The first 20 km of the bike was on the autobahn and it was flat, smooth and FAST! I was averaging almost 40 kph. Unfortunately, this race my neck started hurting right off the bat. My legs felt good though. I didn’t know how I was going to be able to deal with the nagging neck pain for the whole 90 km rather than just the last hour. I was riding back and forth with a couple other pros. After about halfway, as a coping mechanism, I started purposely letting another pro pass me so I could sit upright and rest my neck. I could keep up to her sitting upright, outside of her draft zone pretty easily. Then after a rest, I would get back into my aerobars and pass her back and keep hammering.
This is where the drama begins. At about 60 km in, I went to pass her again and just when I got on her left to pass she sat upright and went to turn left, but just before we crunched carbon, she swerved right and I swerved left, still in my aerobars going about 40 kph. The next thing I remember I’m in an ambulance.
I’m not really sure who/what the culprit or cause was exactly but I have a few ideas.

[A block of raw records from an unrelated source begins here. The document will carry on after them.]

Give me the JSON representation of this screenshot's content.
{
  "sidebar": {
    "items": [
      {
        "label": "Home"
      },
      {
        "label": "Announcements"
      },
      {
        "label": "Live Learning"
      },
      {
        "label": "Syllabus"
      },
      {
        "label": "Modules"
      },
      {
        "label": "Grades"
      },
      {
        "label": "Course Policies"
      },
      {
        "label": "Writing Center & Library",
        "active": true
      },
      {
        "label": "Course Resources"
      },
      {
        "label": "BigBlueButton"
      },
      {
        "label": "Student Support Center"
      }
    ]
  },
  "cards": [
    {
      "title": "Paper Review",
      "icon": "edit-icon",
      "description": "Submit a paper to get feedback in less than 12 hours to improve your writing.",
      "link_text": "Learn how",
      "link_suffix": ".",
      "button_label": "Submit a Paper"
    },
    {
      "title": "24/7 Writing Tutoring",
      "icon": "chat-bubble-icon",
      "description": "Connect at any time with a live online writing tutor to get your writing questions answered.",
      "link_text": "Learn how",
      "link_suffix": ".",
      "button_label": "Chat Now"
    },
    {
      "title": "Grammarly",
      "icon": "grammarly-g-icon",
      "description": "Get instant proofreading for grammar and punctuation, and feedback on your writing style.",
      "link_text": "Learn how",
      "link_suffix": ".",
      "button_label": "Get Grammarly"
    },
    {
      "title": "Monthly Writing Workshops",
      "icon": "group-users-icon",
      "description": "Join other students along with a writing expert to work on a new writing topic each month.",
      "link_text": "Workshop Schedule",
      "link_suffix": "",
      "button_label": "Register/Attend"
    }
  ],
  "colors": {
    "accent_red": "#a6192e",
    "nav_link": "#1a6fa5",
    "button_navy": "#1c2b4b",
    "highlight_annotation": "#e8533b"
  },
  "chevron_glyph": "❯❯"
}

The European drafting rules only give you 15 seconds to make a pass from 10+ m back (compared to 25 or 30 seconds in Canada and the US), so I had to accelerate pretty hard to pass someone going the same speed as me. In doing so, I had my eyes on the person I was passing, my neck injury doesn’t allow me to look very far up the road from my aerobars but normally this isn’t an issue because I wouldn’t need to see further than the person I’m going to pass. But because I was passing so fast I think that I either didn’t see the volunteer telling us to turn or he/she did not signal for us to turn with enough notice for my speed and acceleration (which actually happened a lot in Spain too). The woman I was passing also didn’t check before she turned, and must’ve just heard my Zipp 808s coming last minute. I’m undecided as to whether you are expected to check before you make a turn in a closed-course triathlon or not though. Either way, it was a really frustrating experience and I am convinced it never would have happened if it wasn’t for my neck injury. For one thing, I would be a lot fitter and would’ve dropped this woman, for another I would have full range and ability in my neck to look far down the road.
I spent the night in the hospital because I had a concussion, but other than that, some stitches and road rash, I was okay. Luckily my doctor spoke English but most other people at the hospital did not, so some other language barrier experiences were had. Giving them my address to send the bill was a 15 minute affair, even when I had produced my drivers licence that they could just copy from. I went to pick up my bike, shoes, helmet and Oakleys the next day after I got out of the hospital. I had only had my Cervelo P3 for about a month and based on how bad my face looked, I feared the worst for my poor bike. Much to my surprise nothing was damaged! I took the brunt of the crash on my face apparently.
After the results were posted I saw that the woman who I almost crashed into came 7th and a woman I had dropped earlier on the bike came 6th. This just made me feel even worse as I missed out a on a good result and some prize money as the $50,000 prize purse went 8 deep.
We ended our Eurotrip with a brief amount of time being tourists, while I tried to hide the left side of my face. I’ll leave you with some pics of Innsbruck, Austria.